───── RECORDS SUPPLIED ─────

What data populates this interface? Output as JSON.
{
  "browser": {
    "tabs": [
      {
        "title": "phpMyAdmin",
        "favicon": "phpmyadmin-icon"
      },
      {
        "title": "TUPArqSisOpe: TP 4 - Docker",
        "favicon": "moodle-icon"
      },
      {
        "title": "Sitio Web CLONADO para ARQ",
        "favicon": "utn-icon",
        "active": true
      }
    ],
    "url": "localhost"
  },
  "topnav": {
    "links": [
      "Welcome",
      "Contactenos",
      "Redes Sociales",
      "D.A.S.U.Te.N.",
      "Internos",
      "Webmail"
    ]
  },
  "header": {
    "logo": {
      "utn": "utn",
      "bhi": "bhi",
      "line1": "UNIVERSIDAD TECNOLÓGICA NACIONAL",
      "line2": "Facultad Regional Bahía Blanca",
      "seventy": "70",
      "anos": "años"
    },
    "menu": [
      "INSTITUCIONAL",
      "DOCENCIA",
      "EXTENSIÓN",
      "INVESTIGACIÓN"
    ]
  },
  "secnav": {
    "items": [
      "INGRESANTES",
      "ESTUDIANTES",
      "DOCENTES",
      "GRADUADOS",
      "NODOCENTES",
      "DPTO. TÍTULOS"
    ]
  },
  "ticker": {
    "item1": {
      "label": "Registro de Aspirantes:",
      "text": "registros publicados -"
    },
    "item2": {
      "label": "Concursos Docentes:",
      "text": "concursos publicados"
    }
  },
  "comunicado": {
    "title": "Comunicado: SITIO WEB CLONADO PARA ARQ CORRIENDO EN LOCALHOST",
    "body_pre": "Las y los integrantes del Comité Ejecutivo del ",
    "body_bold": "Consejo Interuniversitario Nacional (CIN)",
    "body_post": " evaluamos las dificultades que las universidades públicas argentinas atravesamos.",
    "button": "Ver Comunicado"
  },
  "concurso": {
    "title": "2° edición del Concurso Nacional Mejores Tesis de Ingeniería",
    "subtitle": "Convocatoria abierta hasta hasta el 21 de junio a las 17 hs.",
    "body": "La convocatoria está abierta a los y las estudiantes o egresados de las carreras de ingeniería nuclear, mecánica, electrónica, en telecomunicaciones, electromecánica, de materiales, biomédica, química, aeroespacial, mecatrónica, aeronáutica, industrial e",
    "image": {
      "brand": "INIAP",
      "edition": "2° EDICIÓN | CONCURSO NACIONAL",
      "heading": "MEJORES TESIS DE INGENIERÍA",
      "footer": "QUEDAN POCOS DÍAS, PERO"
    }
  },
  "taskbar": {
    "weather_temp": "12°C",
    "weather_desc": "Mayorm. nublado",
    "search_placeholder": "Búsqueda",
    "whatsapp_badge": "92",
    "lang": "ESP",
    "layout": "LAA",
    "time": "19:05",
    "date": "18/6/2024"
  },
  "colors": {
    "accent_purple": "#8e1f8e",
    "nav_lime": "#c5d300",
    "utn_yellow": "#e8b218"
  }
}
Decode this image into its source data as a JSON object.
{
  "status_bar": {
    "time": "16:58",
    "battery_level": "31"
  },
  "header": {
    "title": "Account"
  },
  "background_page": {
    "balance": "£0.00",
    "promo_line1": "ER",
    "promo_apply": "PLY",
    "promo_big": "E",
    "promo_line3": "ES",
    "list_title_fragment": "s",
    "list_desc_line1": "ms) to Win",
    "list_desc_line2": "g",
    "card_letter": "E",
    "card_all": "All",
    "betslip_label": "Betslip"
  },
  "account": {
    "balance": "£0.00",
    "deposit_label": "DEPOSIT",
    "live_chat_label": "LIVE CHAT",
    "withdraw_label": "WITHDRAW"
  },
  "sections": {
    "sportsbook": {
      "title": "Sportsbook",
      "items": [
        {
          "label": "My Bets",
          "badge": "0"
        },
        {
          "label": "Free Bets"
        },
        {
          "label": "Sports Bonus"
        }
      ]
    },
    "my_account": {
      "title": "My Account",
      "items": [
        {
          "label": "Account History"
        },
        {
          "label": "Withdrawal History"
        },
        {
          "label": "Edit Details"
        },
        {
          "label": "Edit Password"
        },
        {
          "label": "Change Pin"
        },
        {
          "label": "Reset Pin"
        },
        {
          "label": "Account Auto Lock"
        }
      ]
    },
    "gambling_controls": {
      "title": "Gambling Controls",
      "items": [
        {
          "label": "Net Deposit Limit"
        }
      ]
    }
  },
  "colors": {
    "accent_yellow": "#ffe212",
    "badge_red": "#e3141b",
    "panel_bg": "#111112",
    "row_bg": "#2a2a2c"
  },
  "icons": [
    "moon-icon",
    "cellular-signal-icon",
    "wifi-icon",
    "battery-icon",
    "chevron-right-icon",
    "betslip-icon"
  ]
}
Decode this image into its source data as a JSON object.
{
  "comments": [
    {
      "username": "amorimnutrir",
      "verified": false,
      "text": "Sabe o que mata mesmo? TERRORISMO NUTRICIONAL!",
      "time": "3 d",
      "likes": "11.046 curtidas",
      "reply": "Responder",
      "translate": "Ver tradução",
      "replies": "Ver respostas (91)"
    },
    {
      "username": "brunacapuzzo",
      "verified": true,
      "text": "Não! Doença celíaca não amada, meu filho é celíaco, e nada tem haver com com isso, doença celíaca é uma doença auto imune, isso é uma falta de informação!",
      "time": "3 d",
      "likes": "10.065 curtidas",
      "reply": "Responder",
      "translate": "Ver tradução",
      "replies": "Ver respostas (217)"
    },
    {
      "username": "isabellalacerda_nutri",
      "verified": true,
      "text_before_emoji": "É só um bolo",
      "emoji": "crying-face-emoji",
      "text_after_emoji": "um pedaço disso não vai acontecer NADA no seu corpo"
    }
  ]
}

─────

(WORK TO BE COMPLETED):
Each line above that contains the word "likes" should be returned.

(RESULT OF THIS EXERCISE):
      "likes": "11.046 curtidas",
      "likes": "10.065 curtidas",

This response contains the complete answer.